In Michigan, there are specific points allotted to a driver that is put on their driving record for a given speed limitation violation. Below is a list of the infraction and the points handed out under MCL 257.320a.

  • Negligent Homicide or manslaughter – 6 points
  • Failing to stop and disclose your identity at the scene of an accident – 6 points
  • Reckless driving – 6 points
  • Fleeing or eluding a police officer – 6 points
  • Speeding in a work zone greater than 25 mph – 5 points
  • Traveling greater than 15 mph over the speed limit – 4 points
  • A moving violation resulting in an at-fault collision with another vehicle – 4 points
  • Careless driving – 3 points
  • Disobeying a traffic signal or stop sign, or improper passing – 3 points
  • Speeding by more than 10 mph but not more than 15 mph – 3 points
  • Speeding by more than 5 mph but not more than 10 mph – 2 points
  • Driving with an open alcoholic container – 2 points
  • All other moving violations – 2 points

What are the Fine Amounts for Speeding in Michigan?

A person who is responsible for violating a maximum speed limit on a limited access freeway or part of a  limited accident freeway where the speed limit is 55 mph or more must pay the minimum fine and get the following points on his or her driving record: MCL 257.629c.

  • 1 to 5 mph over the speed limit – 0 points and a $10 fine
  • 6 to 10 mph over the speed limit – 1 point and a $20 fine
  • 11 to 15 mph over the speed limit – 2 points and a $30 fine
  • 16-25 mph over the speed limit – 3 points and a $40 fine
  • 26 mph over the speed limit or more – 4 points and a $50 fine

Michigan Car Accident Lawyers Who Fight For You

The Michigan car accident lawyers at the Lee Steinberg Law Firm, P.C. investigate every case our clients are involved in, especially when there is speeding. Speeding is a violation of the law and negligence per se. This evidence is vital to obtain and introduce to the court. Our immediate investigation can make the difference between winning or losing your case.

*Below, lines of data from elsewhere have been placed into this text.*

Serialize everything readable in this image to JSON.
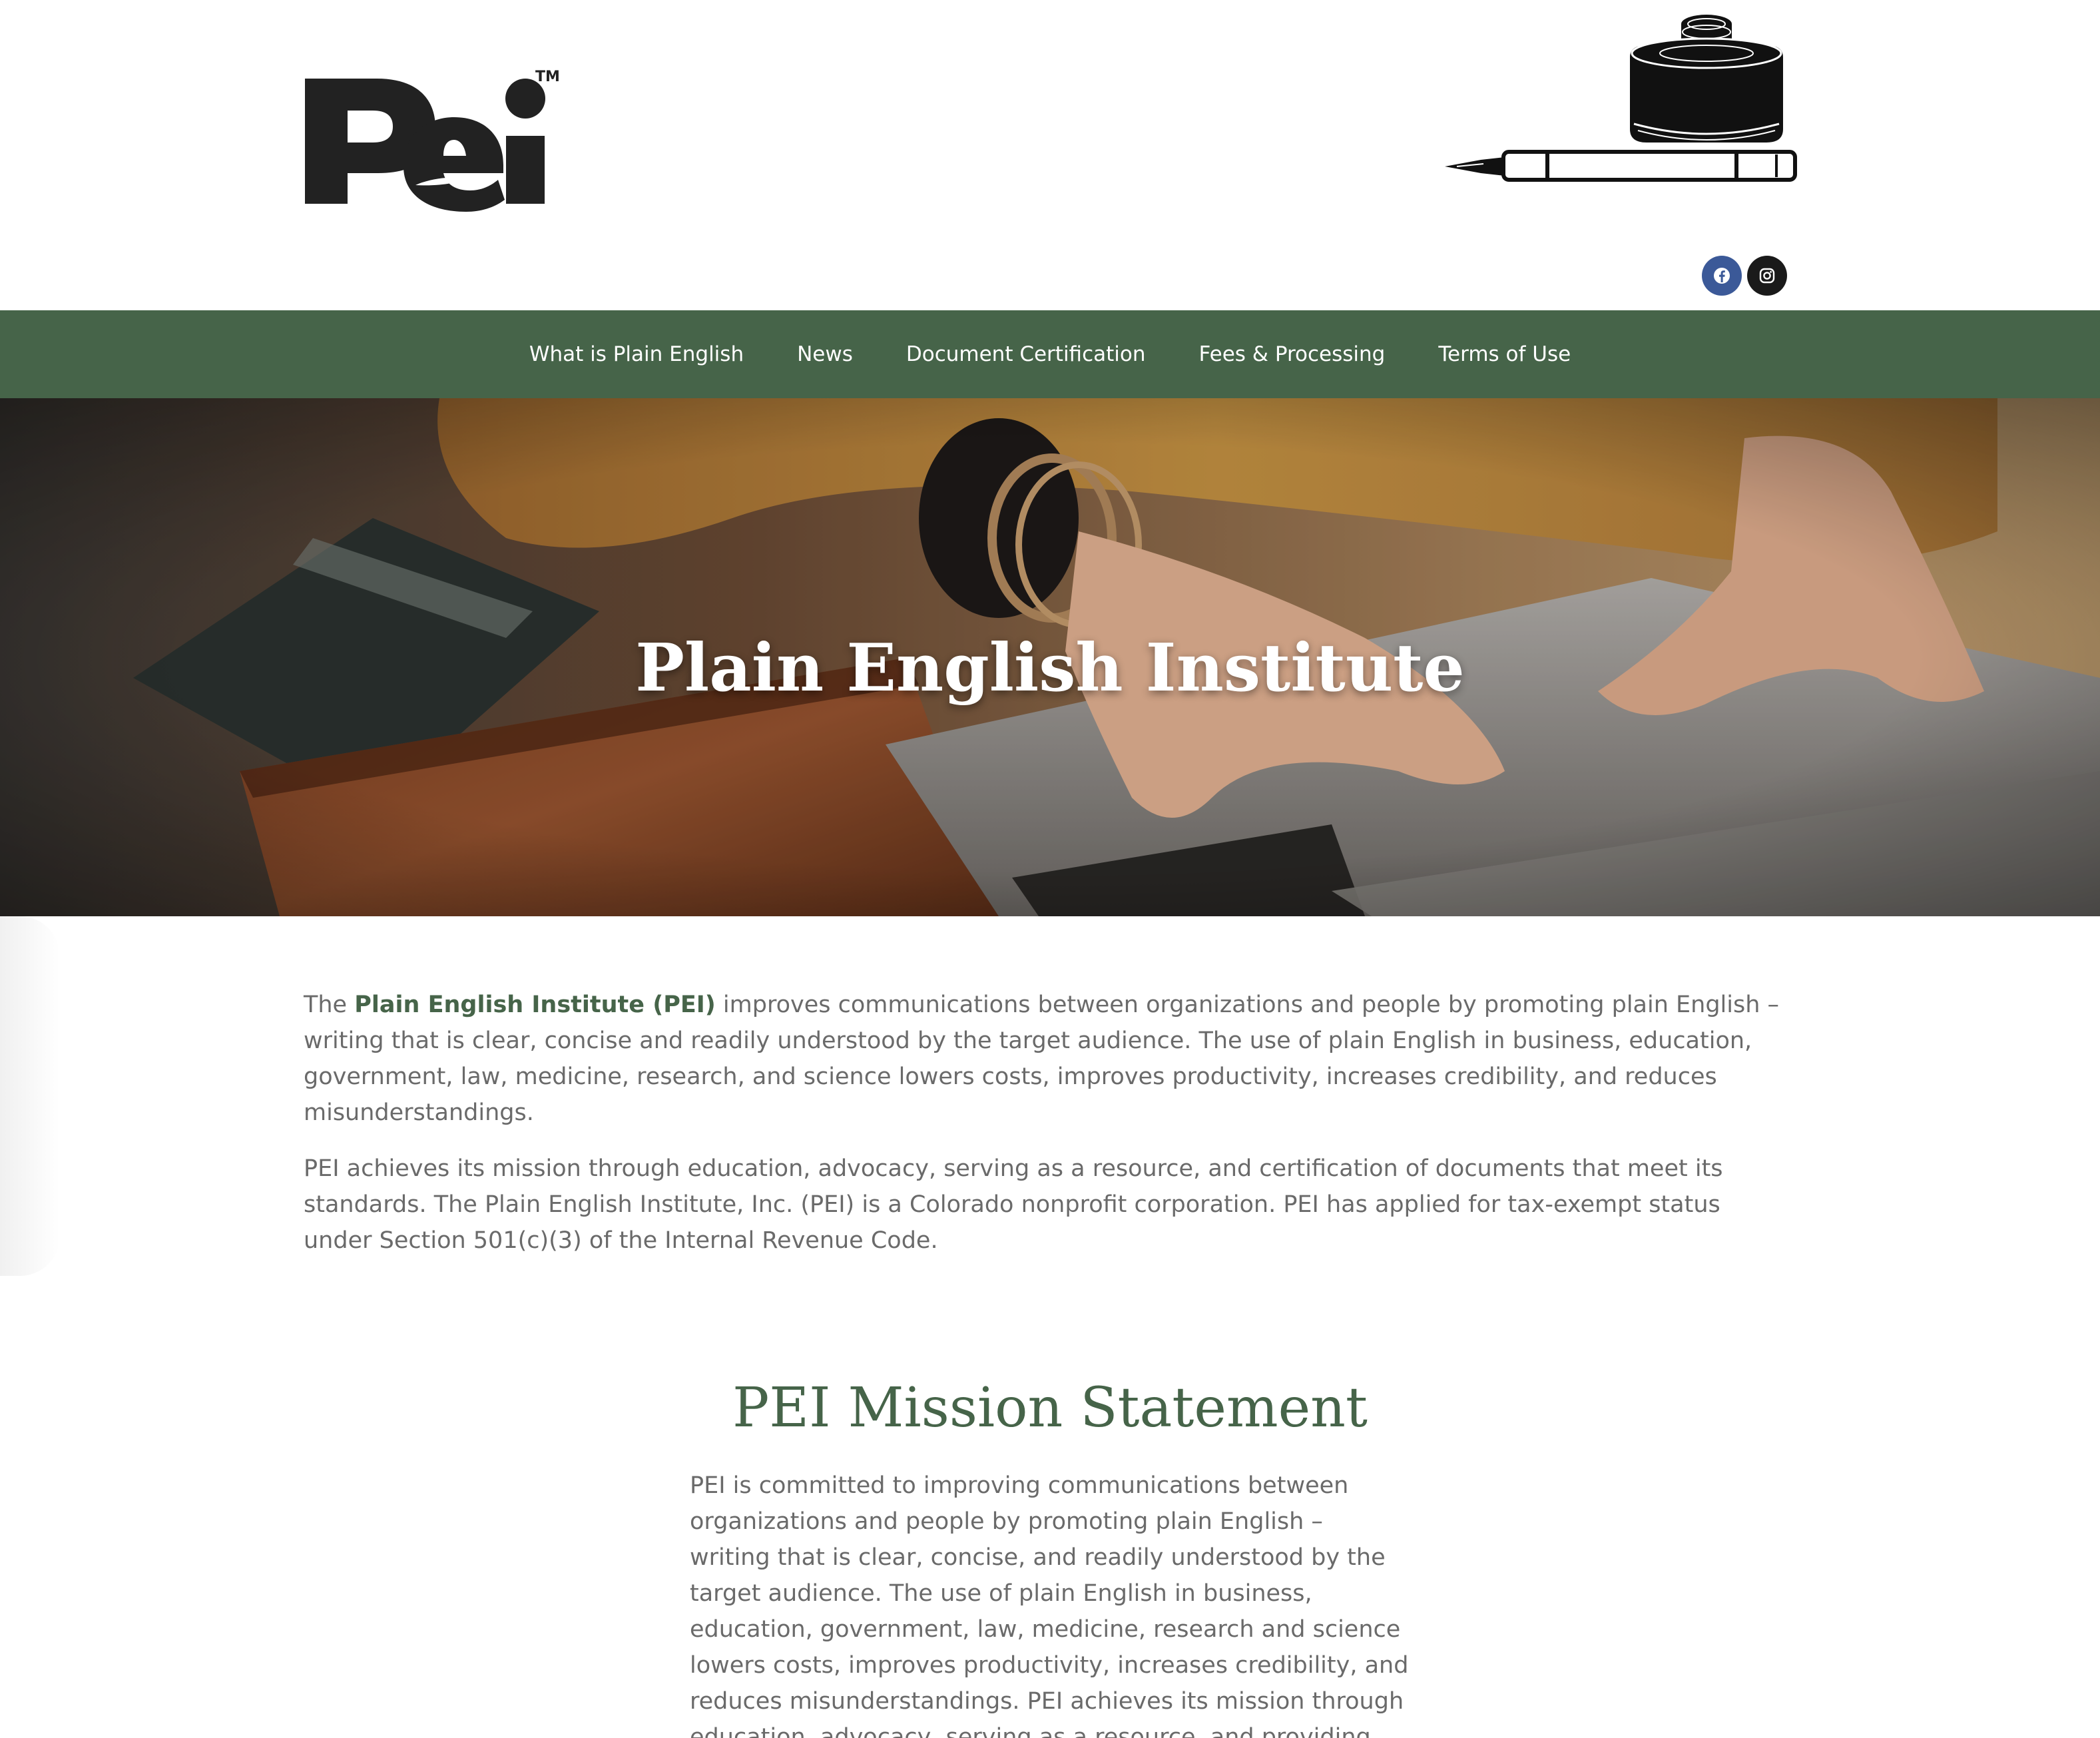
{
  "header": {
    "logo_text": "PEI",
    "logo_trademark": "TM"
  },
  "social": {
    "facebook": "facebook-icon",
    "instagram": "instagram-icon"
  },
  "nav": {
    "items": [
      {
        "label": "What is Plain English"
      },
      {
        "label": "News"
      },
      {
        "label": "Document Certification"
      },
      {
        "label": "Fees & Processing"
      },
      {
        "label": "Terms of Use"
      }
    ]
  },
  "hero": {
    "title": "Plain English Institute"
  },
  "intro": {
    "p1_prefix": "The ",
    "p1_bold": "Plain English Institute (PEI)",
    "p1_rest": " improves communications between organizations and people by promoting plain English – writing that is clear, concise and readily understood by the target audience.  The use of plain English in business, education, government, law, medicine, research, and science lowers costs, improves productivity, increases credibility, and reduces misunderstandings.",
    "p2": "PEI achieves its mission through education, advocacy, serving as a resource, and certification of documents that meet its standards.  The Plain English Institute, Inc. (PEI) is a Colorado nonprofit corporation. PEI has applied for tax-exempt status under Section 501(c)(3) of the Internal Revenue Code."
  },
  "mission": {
    "title": "PEI Mission Statement",
    "text": "PEI is committed to improving communications between organizations and people by promoting plain English – writing that is clear, concise, and readily understood by the target audience.  The use of plain English in business, education, government, law, medicine, research and science lowers costs, improves productivity, increases credibility, and reduces misunderstandings.  PEI achieves its mission through education, advocacy, serving as a resource, and providing"
  },
  "colors": {
    "brand_green": "#466449",
    "facebook_blue": "#3b5998",
    "text_gray": "#6a6a6a"
  }
}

Call our Michigan car accident attorneys at 1-800-LEE-FREE for a free consultation. And our “no fee guarantee” means you never pay a penny until we win your case.